### Problem details
Which lines below contain "description"? Copy every one of them.

(Interface dataset entries)
◇ ◇ ◇ ◇ ◇

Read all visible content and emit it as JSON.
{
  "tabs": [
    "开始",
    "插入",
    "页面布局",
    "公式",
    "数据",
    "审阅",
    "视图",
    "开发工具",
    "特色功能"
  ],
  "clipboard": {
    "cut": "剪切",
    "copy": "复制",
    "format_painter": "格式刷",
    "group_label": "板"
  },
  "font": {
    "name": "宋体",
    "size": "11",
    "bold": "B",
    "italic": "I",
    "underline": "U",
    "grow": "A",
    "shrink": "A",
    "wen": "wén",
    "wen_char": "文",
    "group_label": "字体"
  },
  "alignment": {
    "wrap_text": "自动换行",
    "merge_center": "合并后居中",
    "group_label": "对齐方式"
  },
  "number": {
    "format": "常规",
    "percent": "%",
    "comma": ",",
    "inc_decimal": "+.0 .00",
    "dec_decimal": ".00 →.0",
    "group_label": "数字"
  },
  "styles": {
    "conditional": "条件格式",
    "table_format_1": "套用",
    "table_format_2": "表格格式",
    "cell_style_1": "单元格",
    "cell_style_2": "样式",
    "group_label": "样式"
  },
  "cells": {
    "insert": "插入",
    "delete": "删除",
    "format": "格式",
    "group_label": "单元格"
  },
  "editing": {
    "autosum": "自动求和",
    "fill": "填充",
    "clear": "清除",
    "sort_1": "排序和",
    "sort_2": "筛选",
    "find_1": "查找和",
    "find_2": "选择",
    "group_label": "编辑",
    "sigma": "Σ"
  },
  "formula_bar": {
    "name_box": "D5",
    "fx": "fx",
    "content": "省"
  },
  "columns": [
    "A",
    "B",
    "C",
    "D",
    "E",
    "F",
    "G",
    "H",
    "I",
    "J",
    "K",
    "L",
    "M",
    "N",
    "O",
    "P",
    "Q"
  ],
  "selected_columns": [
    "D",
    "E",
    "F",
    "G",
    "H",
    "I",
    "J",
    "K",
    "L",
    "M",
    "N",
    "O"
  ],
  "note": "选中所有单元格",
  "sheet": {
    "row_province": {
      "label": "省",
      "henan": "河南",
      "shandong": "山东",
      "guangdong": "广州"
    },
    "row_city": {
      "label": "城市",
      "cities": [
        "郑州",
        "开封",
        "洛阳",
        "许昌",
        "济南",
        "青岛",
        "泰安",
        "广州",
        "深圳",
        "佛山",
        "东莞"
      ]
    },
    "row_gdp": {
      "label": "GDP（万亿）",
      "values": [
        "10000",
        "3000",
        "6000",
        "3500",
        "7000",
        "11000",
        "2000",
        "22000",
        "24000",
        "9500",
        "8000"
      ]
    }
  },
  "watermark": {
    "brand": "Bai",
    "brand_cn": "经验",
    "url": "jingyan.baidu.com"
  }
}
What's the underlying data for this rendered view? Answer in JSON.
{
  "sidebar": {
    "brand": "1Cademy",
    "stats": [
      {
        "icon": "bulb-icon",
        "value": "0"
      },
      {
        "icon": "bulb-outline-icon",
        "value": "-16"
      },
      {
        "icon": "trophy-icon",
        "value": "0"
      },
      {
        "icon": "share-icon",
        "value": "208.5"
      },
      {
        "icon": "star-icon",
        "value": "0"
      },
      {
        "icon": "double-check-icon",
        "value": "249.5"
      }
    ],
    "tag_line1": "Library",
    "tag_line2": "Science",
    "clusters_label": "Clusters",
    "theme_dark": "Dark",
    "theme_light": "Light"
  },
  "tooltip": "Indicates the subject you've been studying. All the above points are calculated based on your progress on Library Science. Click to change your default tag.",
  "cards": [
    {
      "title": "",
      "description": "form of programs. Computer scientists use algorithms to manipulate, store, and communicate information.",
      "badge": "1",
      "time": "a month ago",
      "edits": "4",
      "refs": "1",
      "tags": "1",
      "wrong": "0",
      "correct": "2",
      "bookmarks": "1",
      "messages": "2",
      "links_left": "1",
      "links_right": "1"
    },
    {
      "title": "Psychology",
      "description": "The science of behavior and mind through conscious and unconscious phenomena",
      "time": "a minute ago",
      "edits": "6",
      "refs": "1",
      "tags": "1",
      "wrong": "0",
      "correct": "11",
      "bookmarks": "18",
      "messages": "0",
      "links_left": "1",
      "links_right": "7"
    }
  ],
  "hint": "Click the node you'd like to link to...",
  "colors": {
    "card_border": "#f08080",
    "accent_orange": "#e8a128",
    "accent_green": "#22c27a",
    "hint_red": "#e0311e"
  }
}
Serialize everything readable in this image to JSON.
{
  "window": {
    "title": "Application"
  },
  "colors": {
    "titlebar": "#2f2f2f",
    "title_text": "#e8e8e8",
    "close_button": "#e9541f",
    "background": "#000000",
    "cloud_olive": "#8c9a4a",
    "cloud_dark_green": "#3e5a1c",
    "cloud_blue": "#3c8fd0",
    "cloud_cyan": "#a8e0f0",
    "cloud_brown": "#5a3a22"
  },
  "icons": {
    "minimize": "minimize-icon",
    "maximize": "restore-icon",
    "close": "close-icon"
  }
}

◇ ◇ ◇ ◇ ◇

### Your response
      "description": "form of programs. Computer scientists use algorithms to manipulate, store, and communicate information.",
      "description": "The science of behavior and mind through conscious and unconscious phenomena",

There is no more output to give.